Subsequently, the Ministry of Statistics and Programme Implementation set up an expert group in 2011 to work out a framework for green national accounts in India. This process was supposed to be culminated in 2015 but is still pending.
What is Green GDP?
Green GDP is conventional gross domestic product figures adjusted for the environmental costs of economic activities. Simply, it is used to express GDP after adjusting for environmental damage.
It’s a measure of how a country is prepared for sustainable economic development.
The System of National Accounts (SNA) is an accounting framework for measuring the economic activities of production, consumption and accumulation of wealth in an economy during a period of time.
When information on economy’s use of the natural environment is integrated into the system of national accounts, it becomes green national accounts or environmental accounting.
Environmental accounting includes three types:
Physical accounting- determines the physical state of resources, types and extent in spatial and temporal terms.
Monetary valuation- determines its tangible and intangible values
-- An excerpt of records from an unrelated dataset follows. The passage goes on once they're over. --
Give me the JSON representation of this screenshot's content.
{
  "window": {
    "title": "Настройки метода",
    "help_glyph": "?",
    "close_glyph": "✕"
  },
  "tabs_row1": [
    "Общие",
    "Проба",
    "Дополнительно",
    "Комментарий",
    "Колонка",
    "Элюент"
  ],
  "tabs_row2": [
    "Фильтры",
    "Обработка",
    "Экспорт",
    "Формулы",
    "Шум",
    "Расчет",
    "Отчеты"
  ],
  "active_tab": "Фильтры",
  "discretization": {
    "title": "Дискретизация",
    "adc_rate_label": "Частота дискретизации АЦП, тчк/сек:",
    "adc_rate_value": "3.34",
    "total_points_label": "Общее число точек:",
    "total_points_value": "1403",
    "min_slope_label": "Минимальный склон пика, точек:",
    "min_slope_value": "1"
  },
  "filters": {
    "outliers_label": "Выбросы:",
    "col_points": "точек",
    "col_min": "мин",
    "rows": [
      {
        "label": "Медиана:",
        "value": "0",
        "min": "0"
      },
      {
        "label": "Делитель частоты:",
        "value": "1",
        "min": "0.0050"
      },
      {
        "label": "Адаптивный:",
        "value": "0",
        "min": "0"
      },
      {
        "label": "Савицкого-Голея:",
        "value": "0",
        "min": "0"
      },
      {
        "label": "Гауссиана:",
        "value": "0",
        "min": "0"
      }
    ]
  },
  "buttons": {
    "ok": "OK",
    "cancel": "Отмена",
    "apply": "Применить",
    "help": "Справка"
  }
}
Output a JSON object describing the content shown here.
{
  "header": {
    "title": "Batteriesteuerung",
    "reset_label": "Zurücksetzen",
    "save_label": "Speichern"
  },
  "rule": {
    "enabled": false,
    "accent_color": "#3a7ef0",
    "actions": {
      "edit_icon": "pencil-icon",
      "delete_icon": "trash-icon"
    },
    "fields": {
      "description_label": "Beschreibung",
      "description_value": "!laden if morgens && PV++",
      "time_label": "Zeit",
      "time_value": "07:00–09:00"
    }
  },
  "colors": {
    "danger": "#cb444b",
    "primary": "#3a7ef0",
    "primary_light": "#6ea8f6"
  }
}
Integration with national Income- after the initial calculation, the net change in natural resources in monetary terms is integrated into the GDP to get Green GDP.
Thus, Green GDP is expected to account for the use of natural resources as well as the costs involved. This includes medical costs generated from air and water pollution, loss of livelihood due to environmental crisis such as floods or droughts etc.
Challenges in calculating Green GDP
There is not sufficient micro level data on natural capital. For this, the inter-ministerial group is looking into solutions to bridge the data deficit.
For example, there is no information on issues such as the total volume of surface water or the different sectors where water is used and the quantum used.
Natural Capital is the world’s stocks of natural assets which include geology, soil, air, water and all living things. It is from this capital that humans derive a wide range of services, often called ecosystem services, which make human life possible.
The calculation of Green GDP is a complex process and hence there is a need for enhanced budgetary allocation to bridge the data gaps.
Also, the externalities of economic growth which are not factored into conventional GDP numbers have a massive monetary value.
In 2013, a World Bank study estimated that due to air pollution, India suffered a loss of over $550 billion, or 8.5% of GDP.
Similarly, there are economic costs of water pollution and land degradation which will add more to deteriorating numbers.
India is one of the largest importers of products such as fossil fuels whose sustainability is not known in future. Yet, the pollution cost by it is not included in the GDP and in long term, this has direct impact on economy.
Another report of WWF- ‘Living Planet’- finds that 25% of India’s total land is undergoing desertification, while 32% is facing degradation. This is bound to have a direct impact on the future food production capacity of India’s agrarian economy as there could be a loss of 10-40% in crop production by end of century.
China and Norway had already started experiments with Green accounting. However, China dropped it in 2007 (started in 2004) after it realised that factoring in environmental costs had a significant impact on the country’s perceived “economic growth”.
There is a need of comprehensive and macroeconomic indicator which is consistent with the concept of sustainable development as GDP is mistakenly considered as primary indicator of well-being whereas it is the Green GDP that is more accurate indicator or measure of societal well-being.
The Green GDP accounting has to make efforts across the world to factor in environmental and social costs. If such is not the case, then this method won’t be successful as no country wants drop in the growth figures.
Connecting the dots:
What do you understand by Green GDP? How is it calculated? What are the challenges pertaining to implementing ‘Green GDP’ for a nation? Examine.
The recent climate change agreement has brought back the focus on ‘Green GDP’ which India wants to experiment with. Critically analyse the need for Green GDP and its significance with respect to India’s economy.